Dataset rows for apps and sites
◆ ◆ ◆ ◆ ◆ ◆ ◆

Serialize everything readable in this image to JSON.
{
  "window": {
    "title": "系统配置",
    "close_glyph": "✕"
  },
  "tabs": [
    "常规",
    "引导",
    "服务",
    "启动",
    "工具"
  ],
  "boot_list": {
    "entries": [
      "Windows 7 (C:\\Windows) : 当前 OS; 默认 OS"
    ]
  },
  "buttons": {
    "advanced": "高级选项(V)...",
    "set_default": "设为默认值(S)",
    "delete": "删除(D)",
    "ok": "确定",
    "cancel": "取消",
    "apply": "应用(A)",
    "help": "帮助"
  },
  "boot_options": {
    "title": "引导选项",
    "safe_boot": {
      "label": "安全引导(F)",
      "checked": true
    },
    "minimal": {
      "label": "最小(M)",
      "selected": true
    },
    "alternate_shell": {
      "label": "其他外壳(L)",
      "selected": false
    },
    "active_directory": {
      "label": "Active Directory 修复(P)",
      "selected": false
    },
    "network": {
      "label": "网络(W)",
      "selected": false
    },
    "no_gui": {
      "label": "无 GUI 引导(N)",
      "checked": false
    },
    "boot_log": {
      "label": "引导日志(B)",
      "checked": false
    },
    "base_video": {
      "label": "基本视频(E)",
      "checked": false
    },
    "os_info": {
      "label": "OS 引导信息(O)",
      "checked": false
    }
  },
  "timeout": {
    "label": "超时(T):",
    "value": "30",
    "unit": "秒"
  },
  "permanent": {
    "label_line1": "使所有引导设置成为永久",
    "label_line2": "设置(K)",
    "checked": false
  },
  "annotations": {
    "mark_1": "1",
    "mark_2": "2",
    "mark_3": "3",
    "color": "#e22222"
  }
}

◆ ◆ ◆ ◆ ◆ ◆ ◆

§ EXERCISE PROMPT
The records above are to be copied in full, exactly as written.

§ OUTPUT OF THE EXERCISE
Serialize everything readable in this image to JSON.
{
  "window": {
    "title": "系统配置",
    "close_glyph": "✕"
  },
  "tabs": [
    "常规",
    "引导",
    "服务",
    "启动",
    "工具"
  ],
  "boot_list": {
    "entries": [
      "Windows 7 (C:\\Windows) : 当前 OS; 默认 OS"
    ]
  },
  "buttons": {
    "advanced": "高级选项(V)...",
    "set_default": "设为默认值(S)",
    "delete": "删除(D)",
    "ok": "确定",
    "cancel": "取消",
    "apply": "应用(A)",
    "help": "帮助"
  },
  "boot_options": {
    "title": "引导选项",
    "safe_boot": {
      "label": "安全引导(F)",
      "checked": true
    },
    "minimal": {
      "label": "最小(M)",
      "selected": true
    },
    "alternate_shell": {
      "label": "其他外壳(L)",
      "selected": false
    },
    "active_directory": {
      "label": "Active Directory 修复(P)",
      "selected": false
    },
    "network": {
      "label": "网络(W)",
      "selected": false
    },
    "no_gui": {
      "label": "无 GUI 引导(N)",
      "checked": false
    },
    "boot_log": {
      "label": "引导日志(B)",
      "checked": false
    },
    "base_video": {
      "label": "基本视频(E)",
      "checked": false
    },
    "os_info": {
      "label": "OS 引导信息(O)",
      "checked": false
    }
  },
  "timeout": {
    "label": "超时(T):",
    "value": "30",
    "unit": "秒"
  },
  "permanent": {
    "label_line1": "使所有引导设置成为永久",
    "label_line2": "设置(K)",
    "checked": false
  },
  "annotations": {
    "mark_1": "1",
    "mark_2": "2",
    "mark_3": "3",
    "color": "#e22222"
  }
}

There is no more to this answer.